- T-2.5 temper grade – It has a hardness value of 55 +/-3. It is used in application that requires the drawability of T-2 temper grade in combination with the stiffness of t-3 temper grade.
- T-3 temper grade – It has a hardness value of 57 +/-3. It is used in application that requires stiffness to prevent buckling.
- T-4 temper grade – It has a hardness value of 61 +/-3. It is used in application that requires large stiffness such as can ends and crowns etc.
- T-5 temper grade – It has a hardness value of 65 +/-3. It is used in application that requires very good buckling resistance.
- Double reduced – These are thin steel materials with high strength and produced by cold reducing the steel material after the process of cold reducing and annealing.
- DR -8 temper grade – It has a hardness value of 73 +/-3. It is used in application that requires stiffness and strength.
- DR-9 temper grade – It has a hardness value of 76 +/-3. It is also used in application that requires stiffness and strength.
- DR -9 M temper grade – It has a hardness value of 77 +/-3. It has similar application as DR 9.
- DR – 10 temper grade – It has a hardness value of 80 +/-3. It is used in special application that requires strength.
Precautions needed for tinplate usage
While using tinplate the follinfg precautionas are requires to be observed.
- Since tinplate is covered by soft metallic coatings, precautions are necessary to avoid scratches during handling and transportation
- Paintability, printability, solderability and mechanical properties of tinplate tend to deteriorate as time lapses. Hence they should not be stored for a long time and should be used as soon as possible after the receipt.
- Althogh the tinplate has good corrosion resistance, it tend to rust in humid atmosphere.
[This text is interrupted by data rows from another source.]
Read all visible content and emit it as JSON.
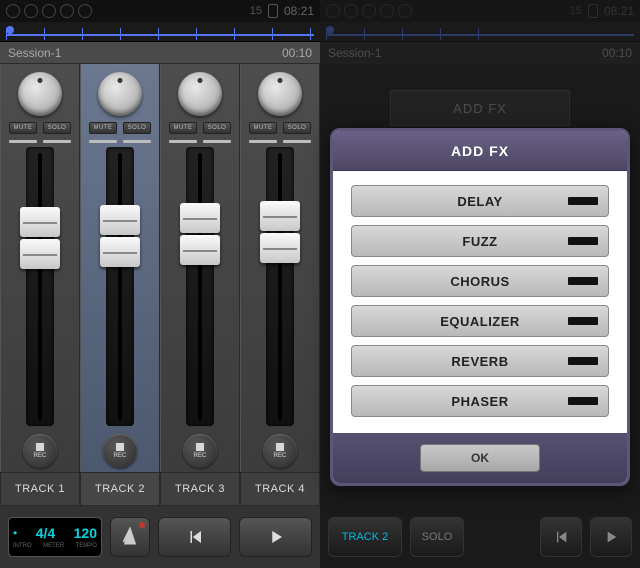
{
  "status": {
    "battery": "15",
    "time": "08:21"
  },
  "left": {
    "session_name": "Session-1",
    "session_time": "00:10",
    "channels": [
      {
        "mute": "MUTE",
        "solo": "SOLO",
        "rec": "REC",
        "selected": false
      },
      {
        "mute": "MUTE",
        "solo": "SOLO",
        "rec": "REC",
        "selected": true
      },
      {
        "mute": "MUTE",
        "solo": "SOLO",
        "rec": "REC",
        "selected": false
      },
      {
        "mute": "MUTE",
        "solo": "SOLO",
        "rec": "REC",
        "selected": false
      }
    ],
    "track_labels": [
      "TRACK 1",
      "TRACK 2",
      "TRACK 3",
      "TRACK 4"
    ],
    "tempo": {
      "signature": "4/4",
      "bpm": "120",
      "sub1": "INTRO",
      "sub2": "METER",
      "sub3": "TEMPO"
    }
  },
  "right": {
    "session_name": "Session-1",
    "session_time": "00:10",
    "hidden_button": "ADD FX",
    "bottom_track": "TRACK 2",
    "bottom_solo": "SOLO",
    "modal": {
      "title": "ADD FX",
      "options": [
        "DELAY",
        "FUZZ",
        "CHORUS",
        "EQUALIZER",
        "REVERB",
        "PHASER"
      ],
      "ok": "OK"
    }
  }
}
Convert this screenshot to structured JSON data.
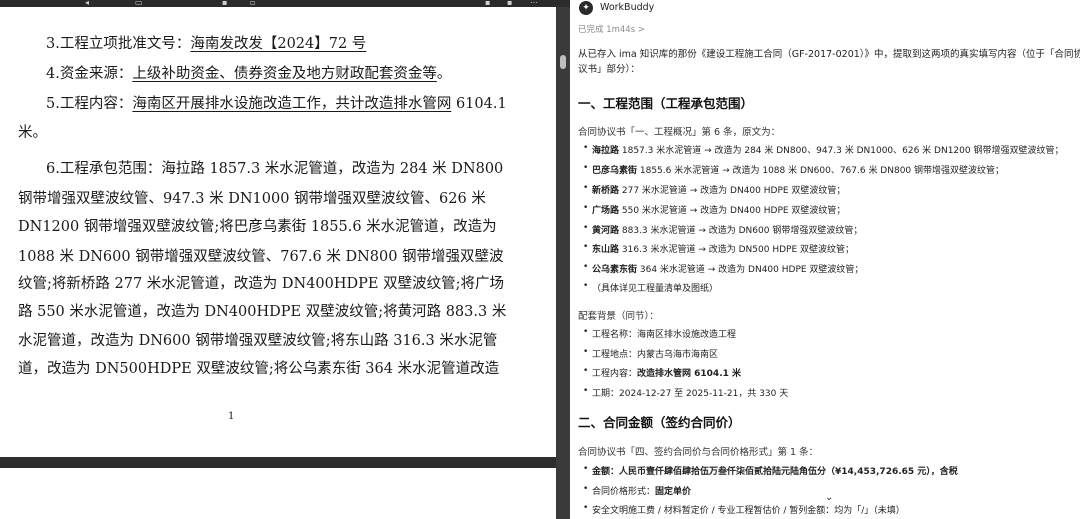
{
  "viewer": {
    "page_number": "1",
    "lines": [
      {
        "pre": "3.工程立项批准文号：",
        "hand": "海南发改发【2024】72 号",
        "post": ""
      },
      {
        "pre": "4.资金来源：",
        "hand": "上级补助资金、债券资金及地方财政配套资金等",
        "post": "。"
      },
      {
        "pre": "5.工程内容：",
        "hand": "海南区开展排水设施改造工作，共计改造排水管网",
        "post": " 6104.1"
      },
      {
        "pre": "米。",
        "hand": "",
        "post": ""
      },
      {
        "pre": "6.工程承包范围：海拉路 1857.3 米水泥管道，改造为 284 米 DN800",
        "hand": "",
        "post": ""
      },
      {
        "pre": "钢带增强双壁波纹管、947.3 米 DN1000 钢带增强双壁波纹管、626 米",
        "hand": "",
        "post": ""
      },
      {
        "pre": "DN1200 钢带增强双壁波纹管;将巴彦乌素街 1855.6 米水泥管道，改造为",
        "hand": "",
        "post": ""
      },
      {
        "pre": "1088 米 DN600 钢带增强双壁波纹管、767.6 米 DN800 钢带增强双壁波",
        "hand": "",
        "post": ""
      },
      {
        "pre": "纹管;将新桥路 277 米水泥管道，改造为 DN400HDPE 双壁波纹管;将广场",
        "hand": "",
        "post": ""
      },
      {
        "pre": "路 550 米水泥管道，改造为 DN400HDPE 双壁波纹管;将黄河路 883.3 米",
        "hand": "",
        "post": ""
      },
      {
        "pre": "水泥管道，改造为 DN600 钢带增强双壁波纹管;将东山路 316.3 米水泥管",
        "hand": "",
        "post": ""
      },
      {
        "pre": "道，改造为 DN500HDPE 双壁波纹管;将公乌素东街 364 米水泥管道改造",
        "hand": "",
        "post": ""
      }
    ]
  },
  "chat": {
    "app_name": "WorkBuddy",
    "status": "已完成  1m44s  >",
    "intro_1": "从已存入 ima 知识库的那份《建设工程施工合同（GF-2017-0201）》中，提取到这两项的真实填写内容（位于「合同协",
    "intro_2": "议书」部分）：",
    "section1_title": "一、工程范围（工程承包范围）",
    "section1_source": "合同协议书「一、工程概况」第 6 条，原文为：",
    "scope_items": [
      {
        "bold": "海拉路",
        "text": " 1857.3 米水泥管道 → 改造为 284 米 DN800、947.3 米 DN1000、626 米 DN1200 钢带增强双壁波纹管；"
      },
      {
        "bold": "巴彦乌素街",
        "text": " 1855.6 米水泥管道 → 改造为 1088 米 DN600、767.6 米 DN800 钢带增强双壁波纹管；"
      },
      {
        "bold": "新桥路",
        "text": " 277 米水泥管道 → 改造为 DN400 HDPE 双壁波纹管；"
      },
      {
        "bold": "广场路",
        "text": " 550 米水泥管道 → 改造为 DN400 HDPE 双壁波纹管；"
      },
      {
        "bold": "黄河路",
        "text": " 883.3 米水泥管道 → 改造为 DN600 钢带增强双壁波纹管；"
      },
      {
        "bold": "东山路",
        "text": " 316.3 米水泥管道 → 改造为 DN500 HDPE 双壁波纹管；"
      },
      {
        "bold": "公乌素东街",
        "text": " 364 米水泥管道 → 改造为 DN400 HDPE 双壁波纹管；"
      },
      {
        "bold": "",
        "text": "（具体详见工程量清单及图纸）"
      }
    ],
    "background_label": "配套背景（同节）：",
    "background_items": [
      {
        "label": "工程名称：",
        "value": "海南区排水设施改造工程",
        "bold_value": false
      },
      {
        "label": "工程地点：",
        "value": "内蒙古乌海市海南区",
        "bold_value": false
      },
      {
        "label": "工程内容：",
        "value": "改造排水管网 6104.1 米",
        "bold_value": true
      },
      {
        "label": "工期：",
        "value": "2024-12-27 至 2025-11-21，共 330 天",
        "bold_value": false
      }
    ],
    "section2_title": "二、合同金额（签约合同价）",
    "section2_source": "合同协议书「四、签约合同价与合同价格形式」第 1 条：",
    "amount_items": [
      {
        "label": "金额：",
        "value": "人民币壹仟肆佰肆拾伍万叁仟柒佰贰拾陆元陆角伍分（¥14,453,726.65 元），含税",
        "bold": true
      },
      {
        "label": "合同价格形式：",
        "value": "固定单价",
        "bold": true
      },
      {
        "label": "",
        "value": "安全文明施工费 / 材料暂定价 / 专业工程暂估价 / 暂列金额：均为「/」（未填）",
        "bold": false
      }
    ]
  }
}
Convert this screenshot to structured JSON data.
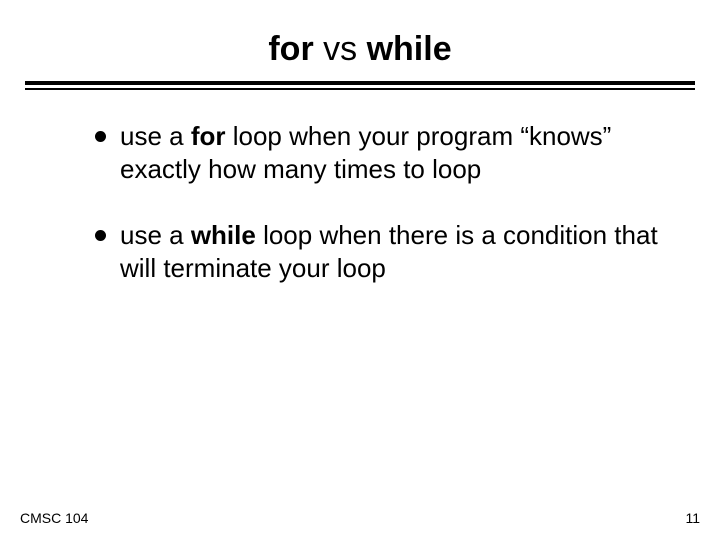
{
  "title": {
    "part1": "for",
    "part2": " vs ",
    "part3": "while"
  },
  "bullets": [
    {
      "pre": "use a ",
      "bold": "for",
      "post": " loop when your program “knows” exactly how many times to loop"
    },
    {
      "pre": "use a ",
      "bold": "while",
      "post": " loop when there is a condition that will terminate your loop"
    }
  ],
  "footer": {
    "left": "CMSC 104",
    "right": "11"
  }
}
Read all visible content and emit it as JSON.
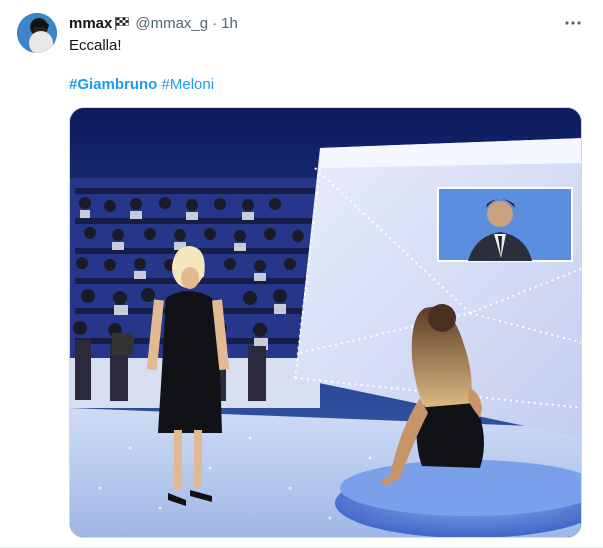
{
  "tweet": {
    "display_name": "mmax",
    "handle": "@mmax_g",
    "separator": "·",
    "time": "1h",
    "text": "Eccalla!",
    "hashtags": [
      "#Giambruno",
      "#Meloni"
    ]
  },
  "icons": {
    "name_emoji": "chequered-flag-icon",
    "more": "more-options-icon"
  },
  "colors": {
    "link": "#1d9bf0",
    "secondary_text": "#536471",
    "primary_text": "#0f1419"
  }
}
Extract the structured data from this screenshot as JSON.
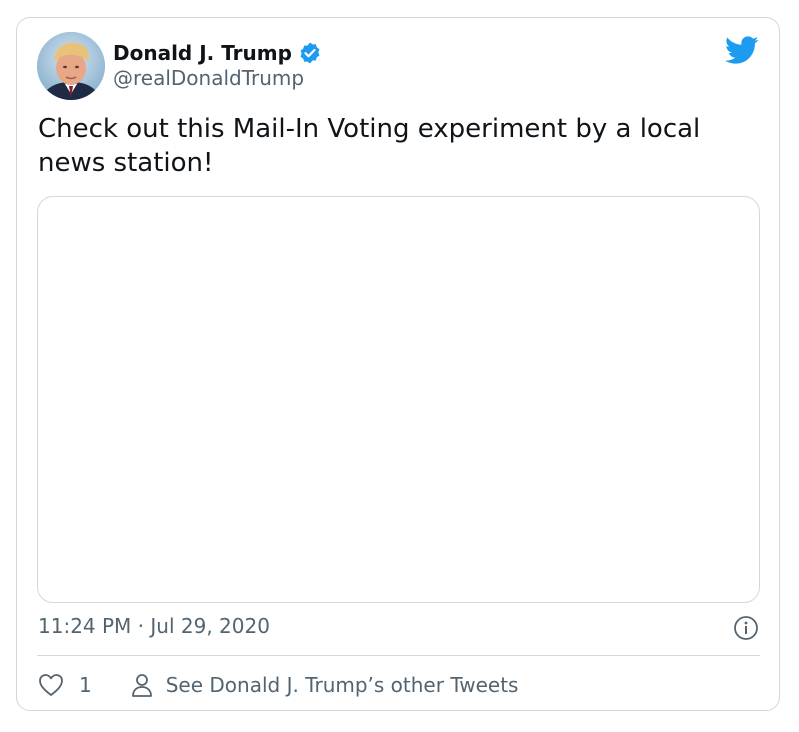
{
  "tweet": {
    "author": {
      "display_name": "Donald J. Trump",
      "handle": "@realDonaldTrump",
      "verified": true,
      "avatar_icon": "avatar-photo"
    },
    "text": "Check out this Mail-In Voting experiment by a local news station!",
    "timestamp": "11:24 PM · Jul 29, 2020",
    "likes": "1",
    "other_tweets_label": "See Donald J. Trump’s other Tweets"
  },
  "icons": {
    "brand": "twitter-bird-icon",
    "verified": "verified-badge-icon",
    "info": "info-icon",
    "like": "heart-icon",
    "person": "person-icon"
  },
  "colors": {
    "brand_blue": "#1d9bf0",
    "text_primary": "#0f1419",
    "text_secondary": "#536471",
    "border": "#cfd9de"
  }
}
Hence they should be immediately used after unpacking.
- Tin is dissolved by a strongly alkalline solution, hence hen usuing tinplate for making cans for alkaline contents, the internal surface will also need painting.
- Contents which have sulphur content, cause blackening of the tinplate. Hence in this case also painting of internal surface is needed
Tinplates have the following applications
- Cans and Containers – Cans for food and beverages, containers for oils, vanaspatis, grease paints, polishes, chemicals and aerosol etc. Crown caps and screw caps
- Electronics – Electrodes, cable tape and magnetic screen covers etc.
- Engineering – Automotive oil filters, automotive air filters and gaskets etc.
- Construction – Gas meter internal components, heat exchangers, cookware, shelving etc.